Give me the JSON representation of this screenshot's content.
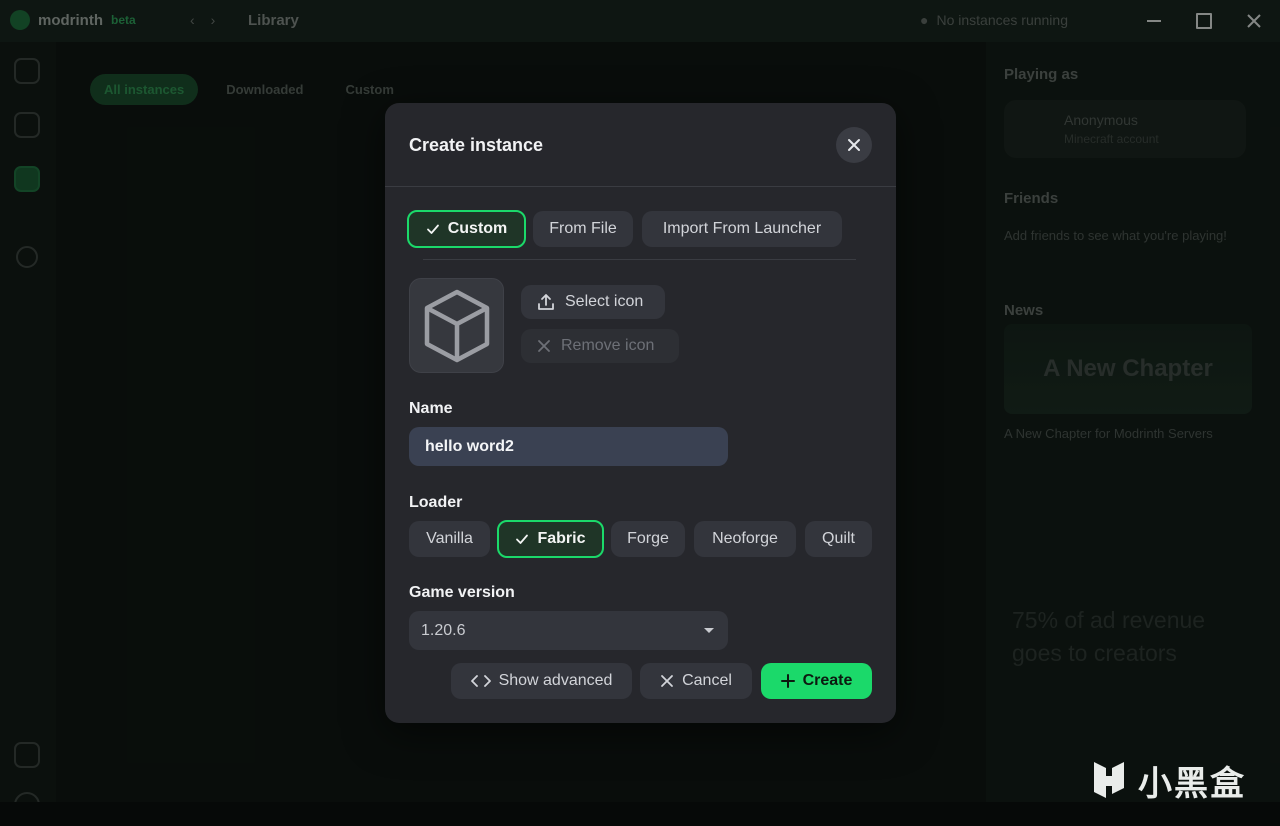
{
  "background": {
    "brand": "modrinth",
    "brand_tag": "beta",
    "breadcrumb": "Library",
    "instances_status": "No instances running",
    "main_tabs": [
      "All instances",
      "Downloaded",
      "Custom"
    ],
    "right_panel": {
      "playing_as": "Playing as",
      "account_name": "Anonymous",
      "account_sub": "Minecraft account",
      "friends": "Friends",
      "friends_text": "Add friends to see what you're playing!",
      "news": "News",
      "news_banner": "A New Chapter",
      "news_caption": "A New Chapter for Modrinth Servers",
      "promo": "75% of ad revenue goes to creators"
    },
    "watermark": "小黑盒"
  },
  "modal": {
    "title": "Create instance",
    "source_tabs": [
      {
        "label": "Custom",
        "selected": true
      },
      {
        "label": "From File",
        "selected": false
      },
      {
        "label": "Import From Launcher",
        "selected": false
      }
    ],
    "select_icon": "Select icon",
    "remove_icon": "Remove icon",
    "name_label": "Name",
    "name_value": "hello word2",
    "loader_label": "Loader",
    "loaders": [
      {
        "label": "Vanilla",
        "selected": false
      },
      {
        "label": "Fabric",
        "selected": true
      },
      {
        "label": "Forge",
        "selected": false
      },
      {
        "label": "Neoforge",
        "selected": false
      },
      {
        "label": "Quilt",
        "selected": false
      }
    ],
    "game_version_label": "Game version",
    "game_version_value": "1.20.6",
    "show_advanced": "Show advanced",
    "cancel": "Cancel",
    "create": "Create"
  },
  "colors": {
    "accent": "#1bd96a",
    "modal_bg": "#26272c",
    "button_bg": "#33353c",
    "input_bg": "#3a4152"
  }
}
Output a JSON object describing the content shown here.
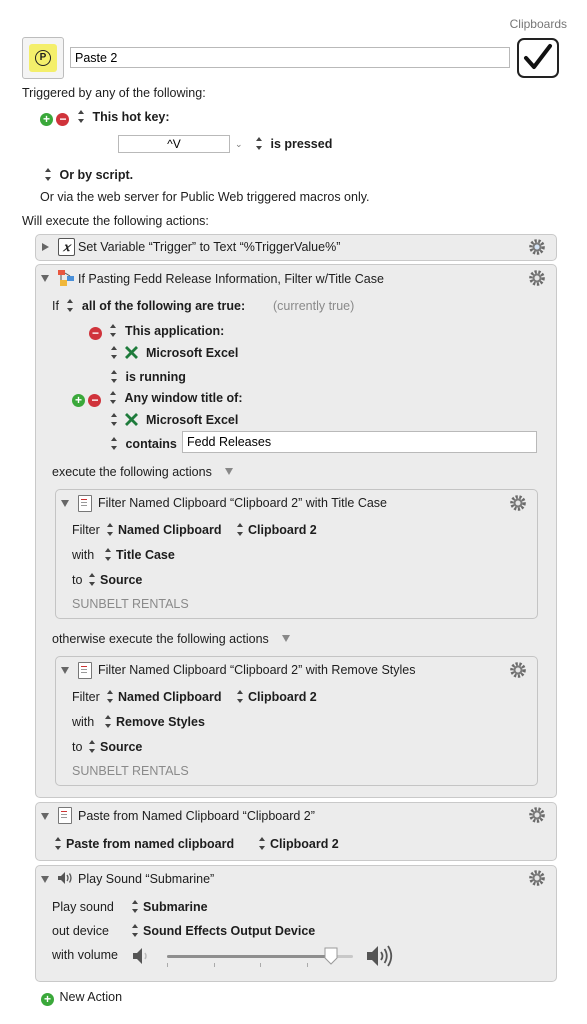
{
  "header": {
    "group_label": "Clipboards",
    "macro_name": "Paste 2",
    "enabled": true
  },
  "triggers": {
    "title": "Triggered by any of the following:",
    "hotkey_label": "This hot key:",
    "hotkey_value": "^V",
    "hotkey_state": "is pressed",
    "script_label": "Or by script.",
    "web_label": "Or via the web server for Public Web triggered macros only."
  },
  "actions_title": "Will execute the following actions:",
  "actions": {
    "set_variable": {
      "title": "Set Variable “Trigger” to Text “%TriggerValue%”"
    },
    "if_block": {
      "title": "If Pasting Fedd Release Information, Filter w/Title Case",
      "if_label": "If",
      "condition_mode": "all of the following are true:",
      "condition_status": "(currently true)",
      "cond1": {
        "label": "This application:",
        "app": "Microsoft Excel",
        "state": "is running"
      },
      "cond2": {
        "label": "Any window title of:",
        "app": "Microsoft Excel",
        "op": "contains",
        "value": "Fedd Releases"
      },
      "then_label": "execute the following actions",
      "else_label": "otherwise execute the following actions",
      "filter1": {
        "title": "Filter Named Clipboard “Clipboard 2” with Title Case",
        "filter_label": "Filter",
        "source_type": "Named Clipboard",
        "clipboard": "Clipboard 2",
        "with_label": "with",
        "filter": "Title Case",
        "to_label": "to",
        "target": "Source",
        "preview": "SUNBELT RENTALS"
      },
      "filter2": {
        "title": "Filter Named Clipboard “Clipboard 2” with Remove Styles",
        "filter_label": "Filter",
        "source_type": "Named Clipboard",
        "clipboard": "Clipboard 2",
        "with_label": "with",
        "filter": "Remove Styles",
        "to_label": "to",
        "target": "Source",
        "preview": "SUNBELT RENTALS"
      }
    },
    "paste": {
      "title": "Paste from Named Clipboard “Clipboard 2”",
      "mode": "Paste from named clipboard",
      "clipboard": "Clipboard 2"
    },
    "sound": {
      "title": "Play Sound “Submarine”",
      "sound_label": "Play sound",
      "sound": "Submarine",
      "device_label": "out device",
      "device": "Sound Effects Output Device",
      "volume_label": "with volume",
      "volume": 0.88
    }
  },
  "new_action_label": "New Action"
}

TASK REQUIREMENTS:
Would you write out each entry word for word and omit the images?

EXERCISE SOLUTION:
Give me the JSON representation of this screenshot's content.
{
  "background": {
    "brand": "modrinth",
    "brand_tag": "beta",
    "breadcrumb": "Library",
    "instances_status": "No instances running",
    "main_tabs": [
      "All instances",
      "Downloaded",
      "Custom"
    ],
    "right_panel": {
      "playing_as": "Playing as",
      "account_name": "Anonymous",
      "account_sub": "Minecraft account",
      "friends": "Friends",
      "friends_text": "Add friends to see what you're playing!",
      "news": "News",
      "news_banner": "A New Chapter",
      "news_caption": "A New Chapter for Modrinth Servers",
      "promo": "75% of ad revenue goes to creators"
    },
    "watermark": "小黑盒"
  },
  "modal": {
    "title": "Create instance",
    "source_tabs": [
      {
        "label": "Custom",
        "selected": true
      },
      {
        "label": "From File",
        "selected": false
      },
      {
        "label": "Import From Launcher",
        "selected": false
      }
    ],
    "select_icon": "Select icon",
    "remove_icon": "Remove icon",
    "name_label": "Name",
    "name_value": "hello word2",
    "loader_label": "Loader",
    "loaders": [
      {
        "label": "Vanilla",
        "selected": false
      },
      {
        "label": "Fabric",
        "selected": true
      },
      {
        "label": "Forge",
        "selected": false
      },
      {
        "label": "Neoforge",
        "selected": false
      },
      {
        "label": "Quilt",
        "selected": false
      }
    ],
    "game_version_label": "Game version",
    "game_version_value": "1.20.6",
    "show_advanced": "Show advanced",
    "cancel": "Cancel",
    "create": "Create"
  },
  "colors": {
    "accent": "#1bd96a",
    "modal_bg": "#26272c",
    "button_bg": "#33353c",
    "input_bg": "#3a4152"
  }
}
Output a JSON object describing the content shown here.
{
  "header": {
    "group_label": "Clipboards",
    "macro_name": "Paste 2",
    "enabled": true
  },
  "triggers": {
    "title": "Triggered by any of the following:",
    "hotkey_label": "This hot key:",
    "hotkey_value": "^V",
    "hotkey_state": "is pressed",
    "script_label": "Or by script.",
    "web_label": "Or via the web server for Public Web triggered macros only."
  },
  "actions_title": "Will execute the following actions:",
  "actions": {
    "set_variable": {
      "title": "Set Variable “Trigger” to Text “%TriggerValue%”"
    },
    "if_block": {
      "title": "If Pasting Fedd Release Information, Filter w/Title Case",
      "if_label": "If",
      "condition_mode": "all of the following are true:",
      "condition_status": "(currently true)",
      "cond1": {
        "label": "This application:",
        "app": "Microsoft Excel",
        "state": "is running"
      },
      "cond2": {
        "label": "Any window title of:",
        "app": "Microsoft Excel",
        "op": "contains",
        "value": "Fedd Releases"
      },
      "then_label": "execute the following actions",
      "else_label": "otherwise execute the following actions",
      "filter1": {
        "title": "Filter Named Clipboard “Clipboard 2” with Title Case",
        "filter_label": "Filter",
        "source_type": "Named Clipboard",
        "clipboard": "Clipboard 2",
        "with_label": "with",
        "filter": "Title Case",
        "to_label": "to",
        "target": "Source",
        "preview": "SUNBELT RENTALS"
      },
      "filter2": {
        "title": "Filter Named Clipboard “Clipboard 2” with Remove Styles",
        "filter_label": "Filter",
        "source_type": "Named Clipboard",
        "clipboard": "Clipboard 2",
        "with_label": "with",
        "filter": "Remove Styles",
        "to_label": "to",
        "target": "Source",
        "preview": "SUNBELT RENTALS"
      }
    },
    "paste": {
      "title": "Paste from Named Clipboard “Clipboard 2”",
      "mode": "Paste from named clipboard",
      "clipboard": "Clipboard 2"
    },
    "sound": {
      "title": "Play Sound “Submarine”",
      "sound_label": "Play sound",
      "sound": "Submarine",
      "device_label": "out device",
      "device": "Sound Effects Output Device",
      "volume_label": "with volume",
      "volume": 0.88
    }
  },
  "new_action_label": "New Action"
}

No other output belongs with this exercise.